**Activity**
Each entry has to be set down again with no alteration.
[Data Boundary: Start]
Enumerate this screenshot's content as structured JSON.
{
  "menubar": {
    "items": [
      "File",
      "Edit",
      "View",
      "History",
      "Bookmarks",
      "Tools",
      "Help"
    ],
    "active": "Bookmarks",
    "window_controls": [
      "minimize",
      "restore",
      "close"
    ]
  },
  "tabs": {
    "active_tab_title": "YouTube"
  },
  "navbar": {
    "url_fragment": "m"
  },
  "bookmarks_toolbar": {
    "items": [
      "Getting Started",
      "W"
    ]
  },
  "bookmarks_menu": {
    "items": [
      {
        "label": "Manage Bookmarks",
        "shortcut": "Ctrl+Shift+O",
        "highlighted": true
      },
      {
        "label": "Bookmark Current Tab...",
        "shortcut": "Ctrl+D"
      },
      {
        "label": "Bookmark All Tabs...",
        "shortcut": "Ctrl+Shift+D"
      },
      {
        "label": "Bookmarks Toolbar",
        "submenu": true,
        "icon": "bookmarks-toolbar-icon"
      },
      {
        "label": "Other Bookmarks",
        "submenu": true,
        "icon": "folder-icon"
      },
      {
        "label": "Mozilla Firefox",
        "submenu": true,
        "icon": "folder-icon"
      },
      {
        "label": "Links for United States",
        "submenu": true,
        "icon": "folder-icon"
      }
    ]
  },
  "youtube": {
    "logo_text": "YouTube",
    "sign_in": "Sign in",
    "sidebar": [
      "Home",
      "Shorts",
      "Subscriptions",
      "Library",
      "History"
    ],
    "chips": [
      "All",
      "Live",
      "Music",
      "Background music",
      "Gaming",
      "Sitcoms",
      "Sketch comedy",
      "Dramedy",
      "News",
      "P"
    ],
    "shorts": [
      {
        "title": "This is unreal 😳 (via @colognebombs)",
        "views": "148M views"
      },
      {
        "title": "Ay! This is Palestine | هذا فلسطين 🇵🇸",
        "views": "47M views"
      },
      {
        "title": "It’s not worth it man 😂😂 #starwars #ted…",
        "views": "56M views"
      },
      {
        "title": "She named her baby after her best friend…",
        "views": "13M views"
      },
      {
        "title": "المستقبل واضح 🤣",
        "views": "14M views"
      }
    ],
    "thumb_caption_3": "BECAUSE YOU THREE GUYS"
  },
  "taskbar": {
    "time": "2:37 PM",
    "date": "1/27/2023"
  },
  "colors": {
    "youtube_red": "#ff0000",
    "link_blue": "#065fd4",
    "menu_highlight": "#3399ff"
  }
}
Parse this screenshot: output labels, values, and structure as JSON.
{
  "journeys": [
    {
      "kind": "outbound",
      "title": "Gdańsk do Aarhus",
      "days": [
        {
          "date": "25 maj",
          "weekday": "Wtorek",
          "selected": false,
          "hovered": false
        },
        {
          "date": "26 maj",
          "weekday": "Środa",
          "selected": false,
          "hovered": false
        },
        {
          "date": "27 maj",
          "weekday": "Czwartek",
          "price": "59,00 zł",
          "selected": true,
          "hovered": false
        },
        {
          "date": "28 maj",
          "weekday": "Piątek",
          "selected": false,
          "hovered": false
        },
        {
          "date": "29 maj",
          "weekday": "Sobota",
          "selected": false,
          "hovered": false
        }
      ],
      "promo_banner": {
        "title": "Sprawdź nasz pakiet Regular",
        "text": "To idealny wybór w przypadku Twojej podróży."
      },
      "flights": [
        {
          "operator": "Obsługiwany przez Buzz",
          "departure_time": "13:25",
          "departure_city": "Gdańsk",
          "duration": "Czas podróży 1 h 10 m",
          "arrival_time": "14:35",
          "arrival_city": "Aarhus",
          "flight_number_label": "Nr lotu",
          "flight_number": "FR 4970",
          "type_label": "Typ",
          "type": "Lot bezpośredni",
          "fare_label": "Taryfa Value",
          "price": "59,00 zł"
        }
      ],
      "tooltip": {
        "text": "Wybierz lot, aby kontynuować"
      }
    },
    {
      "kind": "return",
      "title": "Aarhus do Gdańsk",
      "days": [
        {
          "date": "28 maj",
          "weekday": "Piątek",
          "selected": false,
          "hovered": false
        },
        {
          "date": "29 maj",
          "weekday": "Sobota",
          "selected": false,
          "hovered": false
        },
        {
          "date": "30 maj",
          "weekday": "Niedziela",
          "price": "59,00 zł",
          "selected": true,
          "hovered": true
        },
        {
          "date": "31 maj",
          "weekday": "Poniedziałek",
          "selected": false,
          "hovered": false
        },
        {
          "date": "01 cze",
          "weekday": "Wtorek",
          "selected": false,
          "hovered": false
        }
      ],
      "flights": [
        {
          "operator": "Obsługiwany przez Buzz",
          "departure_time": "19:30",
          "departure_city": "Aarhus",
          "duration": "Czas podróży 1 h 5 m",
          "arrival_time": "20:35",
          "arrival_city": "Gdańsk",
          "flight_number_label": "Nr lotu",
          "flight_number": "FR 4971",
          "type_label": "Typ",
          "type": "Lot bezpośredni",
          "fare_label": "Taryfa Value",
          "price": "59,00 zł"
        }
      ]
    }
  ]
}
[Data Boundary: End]
**Solution below**
Enumerate this screenshot's content as structured JSON.
{
  "menubar": {
    "items": [
      "File",
      "Edit",
      "View",
      "History",
      "Bookmarks",
      "Tools",
      "Help"
    ],
    "active": "Bookmarks",
    "window_controls": [
      "minimize",
      "restore",
      "close"
    ]
  },
  "tabs": {
    "active_tab_title": "YouTube"
  },
  "navbar": {
    "url_fragment": "m"
  },
  "bookmarks_toolbar": {
    "items": [
      "Getting Started",
      "W"
    ]
  },
  "bookmarks_menu": {
    "items": [
      {
        "label": "Manage Bookmarks",
        "shortcut": "Ctrl+Shift+O",
        "highlighted": true
      },
      {
        "label": "Bookmark Current Tab...",
        "shortcut": "Ctrl+D"
      },
      {
        "label": "Bookmark All Tabs...",
        "shortcut": "Ctrl+Shift+D"
      },
      {
        "label": "Bookmarks Toolbar",
        "submenu": true,
        "icon": "bookmarks-toolbar-icon"
      },
      {
        "label": "Other Bookmarks",
        "submenu": true,
        "icon": "folder-icon"
      },
      {
        "label": "Mozilla Firefox",
        "submenu": true,
        "icon": "folder-icon"
      },
      {
        "label": "Links for United States",
        "submenu": true,
        "icon": "folder-icon"
      }
    ]
  },
  "youtube": {
    "logo_text": "YouTube",
    "sign_in": "Sign in",
    "sidebar": [
      "Home",
      "Shorts",
      "Subscriptions",
      "Library",
      "History"
    ],
    "chips": [
      "All",
      "Live",
      "Music",
      "Background music",
      "Gaming",
      "Sitcoms",
      "Sketch comedy",
      "Dramedy",
      "News",
      "P"
    ],
    "shorts": [
      {
        "title": "This is unreal 😳 (via @colognebombs)",
        "views": "148M views"
      },
      {
        "title": "Ay! This is Palestine | هذا فلسطين 🇵🇸",
        "views": "47M views"
      },
      {
        "title": "It’s not worth it man 😂😂 #starwars #ted…",
        "views": "56M views"
      },
      {
        "title": "She named her baby after her best friend…",
        "views": "13M views"
      },
      {
        "title": "المستقبل واضح 🤣",
        "views": "14M views"
      }
    ],
    "thumb_caption_3": "BECAUSE YOU THREE GUYS"
  },
  "taskbar": {
    "time": "2:37 PM",
    "date": "1/27/2023"
  },
  "colors": {
    "youtube_red": "#ff0000",
    "link_blue": "#065fd4",
    "menu_highlight": "#3399ff"
  }
}
Parse this screenshot: output labels, values, and structure as JSON.
{
  "journeys": [
    {
      "kind": "outbound",
      "title": "Gdańsk do Aarhus",
      "days": [
        {
          "date": "25 maj",
          "weekday": "Wtorek",
          "selected": false,
          "hovered": false
        },
        {
          "date": "26 maj",
          "weekday": "Środa",
          "selected": false,
          "hovered": false
        },
        {
          "date": "27 maj",
          "weekday": "Czwartek",
          "price": "59,00 zł",
          "selected": true,
          "hovered": false
        },
        {
          "date": "28 maj",
          "weekday": "Piątek",
          "selected": false,
          "hovered": false
        },
        {
          "date": "29 maj",
          "weekday": "Sobota",
          "selected": false,
          "hovered": false
        }
      ],
      "promo_banner": {
        "title": "Sprawdź nasz pakiet Regular",
        "text": "To idealny wybór w przypadku Twojej podróży."
      },
      "flights": [
        {
          "operator": "Obsługiwany przez Buzz",
          "departure_time": "13:25",
          "departure_city": "Gdańsk",
          "duration": "Czas podróży 1 h 10 m",
          "arrival_time": "14:35",
          "arrival_city": "Aarhus",
          "flight_number_label": "Nr lotu",
          "flight_number": "FR 4970",
          "type_label": "Typ",
          "type": "Lot bezpośredni",
          "fare_label": "Taryfa Value",
          "price": "59,00 zł"
        }
      ],
      "tooltip": {
        "text": "Wybierz lot, aby kontynuować"
      }
    },
    {
      "kind": "return",
      "title": "Aarhus do Gdańsk",
      "days": [
        {
          "date": "28 maj",
          "weekday": "Piątek",
          "selected": false,
          "hovered": false
        },
        {
          "date": "29 maj",
          "weekday": "Sobota",
          "selected": false,
          "hovered": false
        },
        {
          "date": "30 maj",
          "weekday": "Niedziela",
          "price": "59,00 zł",
          "selected": true,
          "hovered": true
        },
        {
          "date": "31 maj",
          "weekday": "Poniedziałek",
          "selected": false,
          "hovered": false
        },
        {
          "date": "01 cze",
          "weekday": "Wtorek",
          "selected": false,
          "hovered": false
        }
      ],
      "flights": [
        {
          "operator": "Obsługiwany przez Buzz",
          "departure_time": "19:30",
          "departure_city": "Aarhus",
          "duration": "Czas podróży 1 h 5 m",
          "arrival_time": "20:35",
          "arrival_city": "Gdańsk",
          "flight_number_label": "Nr lotu",
          "flight_number": "FR 4971",
          "type_label": "Typ",
          "type": "Lot bezpośredni",
          "fare_label": "Taryfa Value",
          "price": "59,00 zł"
        }
      ]
    }
  ]
}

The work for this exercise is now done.